off two of the 1,600 participants in a mass tug-of-war in
Taipei, Taiwan.

Time it took U.S. Representative Matt Salmon (R., Ariz.), 39, to
complete Sunday's Marine Corps Marathon in Washington, D.C.

Pounds lost by Salmon while training for that event.

Margin by which Salmon outran Vice President Al Gore, 49.

Price, in dollars, of the malfunctioning radio helmet that St.
Louis Rams coach Dick Vermeil called "an embarrassment to
American technology" after a 28-20 loss to the Kansas City Chiefs.

Approximate percentage of NBA players who "smoke marijuana and
drink excessively," according to an investigation by The New
York Times.


The temperature in Cleveland for Game 4 of the World Series was
the coldest in the history of the Fall Classic. Here's a look at
some of sport's most thermometrically memorable moments.

U.S. OPEN June 20, 1964; Congressional; Washington, D.C.; winner
Ken Venturi nearly faints

STANLEY CUP FINALS, Game 4 May 24, 1988; Oilers vs. Bruins;
Boston Garden, fog game

June 25, 1952; Yankee Stadium; Sugar Ray and ref both collapse

ALL-STAR GAME July 12, 1966; Busch Stadium, St. Louis

BOSTON MARATHON April 19, 1976; Run for the Hoses

WINTER OLYMPICS, 1988 Calgary, Chinook wind blows

WORLD SERIES, GAME 4 Oct. 22, 1997; Jacobs Field, Cleveland

NFL CHAMPIONSHIP, Packers vs. Cowboys; Dec. 31, 1967; Lambeau
Field, Green Bay; Ice Bowl

FIRST BASEBALL GAME IN THE ARCTIC (between whaling-ship crews),
Feb. 19, 1894; Herschel Island, Canada

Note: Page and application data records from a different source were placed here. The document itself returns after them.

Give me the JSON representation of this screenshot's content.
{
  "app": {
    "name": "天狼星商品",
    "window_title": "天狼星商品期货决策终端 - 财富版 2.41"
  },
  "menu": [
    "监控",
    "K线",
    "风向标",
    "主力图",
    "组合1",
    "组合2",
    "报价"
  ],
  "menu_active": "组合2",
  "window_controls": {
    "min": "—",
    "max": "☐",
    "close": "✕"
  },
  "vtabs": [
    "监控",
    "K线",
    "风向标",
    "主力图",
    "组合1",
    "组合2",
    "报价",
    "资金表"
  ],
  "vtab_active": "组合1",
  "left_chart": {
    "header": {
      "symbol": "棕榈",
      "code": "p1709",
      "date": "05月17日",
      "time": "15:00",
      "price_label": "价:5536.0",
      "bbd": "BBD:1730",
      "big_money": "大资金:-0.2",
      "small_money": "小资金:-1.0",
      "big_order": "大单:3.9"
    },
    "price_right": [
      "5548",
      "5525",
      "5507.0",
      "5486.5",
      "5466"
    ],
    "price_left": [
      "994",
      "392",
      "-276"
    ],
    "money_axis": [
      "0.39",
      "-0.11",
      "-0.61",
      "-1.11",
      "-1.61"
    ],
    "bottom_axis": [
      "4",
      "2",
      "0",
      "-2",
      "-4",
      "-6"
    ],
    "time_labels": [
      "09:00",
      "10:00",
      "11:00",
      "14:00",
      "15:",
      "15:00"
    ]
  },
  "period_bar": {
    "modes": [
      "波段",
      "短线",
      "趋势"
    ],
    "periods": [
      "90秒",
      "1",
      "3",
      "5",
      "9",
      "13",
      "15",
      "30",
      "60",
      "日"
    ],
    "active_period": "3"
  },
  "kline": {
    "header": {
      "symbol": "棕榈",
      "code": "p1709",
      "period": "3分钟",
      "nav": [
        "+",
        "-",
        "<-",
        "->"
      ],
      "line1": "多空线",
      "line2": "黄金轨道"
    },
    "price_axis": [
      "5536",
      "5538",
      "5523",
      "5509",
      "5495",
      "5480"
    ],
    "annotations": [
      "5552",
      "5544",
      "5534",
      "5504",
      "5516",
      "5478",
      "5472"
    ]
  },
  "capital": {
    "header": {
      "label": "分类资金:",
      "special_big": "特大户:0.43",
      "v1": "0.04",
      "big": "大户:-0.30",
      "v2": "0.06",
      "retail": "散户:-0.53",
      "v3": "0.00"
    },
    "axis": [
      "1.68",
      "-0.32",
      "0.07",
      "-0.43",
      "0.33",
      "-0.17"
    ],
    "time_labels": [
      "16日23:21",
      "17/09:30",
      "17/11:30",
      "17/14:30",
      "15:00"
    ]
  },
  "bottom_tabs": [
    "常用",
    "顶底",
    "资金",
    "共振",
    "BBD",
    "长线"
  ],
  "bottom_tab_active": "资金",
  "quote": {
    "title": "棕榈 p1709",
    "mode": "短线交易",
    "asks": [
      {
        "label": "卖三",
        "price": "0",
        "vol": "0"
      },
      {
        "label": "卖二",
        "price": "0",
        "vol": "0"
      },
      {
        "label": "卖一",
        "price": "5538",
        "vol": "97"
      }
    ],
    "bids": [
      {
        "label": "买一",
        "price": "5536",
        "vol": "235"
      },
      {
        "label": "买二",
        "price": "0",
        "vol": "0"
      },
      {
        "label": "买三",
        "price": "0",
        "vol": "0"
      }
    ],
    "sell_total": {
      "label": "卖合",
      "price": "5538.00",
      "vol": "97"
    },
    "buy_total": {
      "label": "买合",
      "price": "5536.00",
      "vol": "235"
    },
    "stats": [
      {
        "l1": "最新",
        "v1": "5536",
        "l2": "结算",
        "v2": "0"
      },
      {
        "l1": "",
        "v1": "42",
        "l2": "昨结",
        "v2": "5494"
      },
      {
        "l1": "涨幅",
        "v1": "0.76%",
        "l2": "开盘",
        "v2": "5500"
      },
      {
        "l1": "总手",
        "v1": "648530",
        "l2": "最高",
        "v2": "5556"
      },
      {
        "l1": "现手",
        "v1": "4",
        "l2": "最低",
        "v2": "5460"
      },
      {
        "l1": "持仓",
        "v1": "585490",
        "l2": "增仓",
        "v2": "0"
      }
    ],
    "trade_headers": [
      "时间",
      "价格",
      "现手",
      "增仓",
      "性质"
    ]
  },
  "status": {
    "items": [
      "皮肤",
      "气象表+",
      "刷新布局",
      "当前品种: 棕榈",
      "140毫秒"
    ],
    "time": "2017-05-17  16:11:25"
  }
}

Moviegoers have been confronted recently with a succession of
Kings. Don Kings, that is. In the past seven years the
polysyllabically malapropian boxing promoter with the high-rise
hair has appeared, been depicted or been caricatured in a
variety of films. A sampler:

FILM: Rocky V (1990)
CHARACTER: George W. Duke
PLAYED BY: Richard Gant
KINGLINESS: Slick-talking promoter lures naive-yet-powerful
heavyweight Tommy Gunn (played by naive-yet-powerful heavyweight
Tommy Morrison) from Rocky's camp with promises of riches and
fame; Gunn ends up bloodied in the gutter.
KINGSPEAK: "This is your medical report. It's not so good, but
we can work around it."

FILM: The Great White Hype (1996)
CHARACTER: Rev. Fred Sultan
PLAYED BY: Samuel L. Jackson
KINGLINESS: Slick-talking promoter ballyhoos multimillion-dollar
heavyweight title match between out-of-shape champ and
guitar-strumming, poetry-reciting challenger.
KINGSPEAK: "I like you. You have a goal. You have a blind,
stupid belief in yourself. I want to offer you a job."

FILM: When We Were Kings (1996)
PLAYED BY: Himself
KINGLINESS: Slick-talking promoter plays ringmaster of the 1974
Muhammad Ali-George Foreman Rumble in the Jungle in this Academy
Award-winning documentary.
KINGSPEAK: "This is my dream and desire: Let me engender a large
amount of money...put it in the it can germinate and

FILM: Devil's Advocate (1997)
PLAYED BY: Himself
KINGLINESS: Slick-talking promoter, in a satirical cameo,
effusively greets old friend John Milton (played by Al Pacino),
a lawyer who also happens to be Satan, ringside at a Roy Jones
championship bout.
KINGSPEAK: "So glad you could come, my man!"

FILM: Don King: Only in America (1997)
PLAYED BY: Ving Rhames
KINGLINESS: Slick-talking promoter is portrayed at key points in
his life--including the time he kicked a man to death--in this
HBO docudrama (set to debut this month) based on Jack Newfield's
book on King.
KINGSPEAK: "You want to make some money, get yourself some


According to a recent survey by Boating magazine, a married boat
owner is more likely to carry a wallet photograph of his boat
than of his spouse or children.

They Said It

Clem Haskins
University of Minnesota basketball coach, on coaching salaries:
"As much money as we make--and I understand the people who say
it's too much--it's also not enough."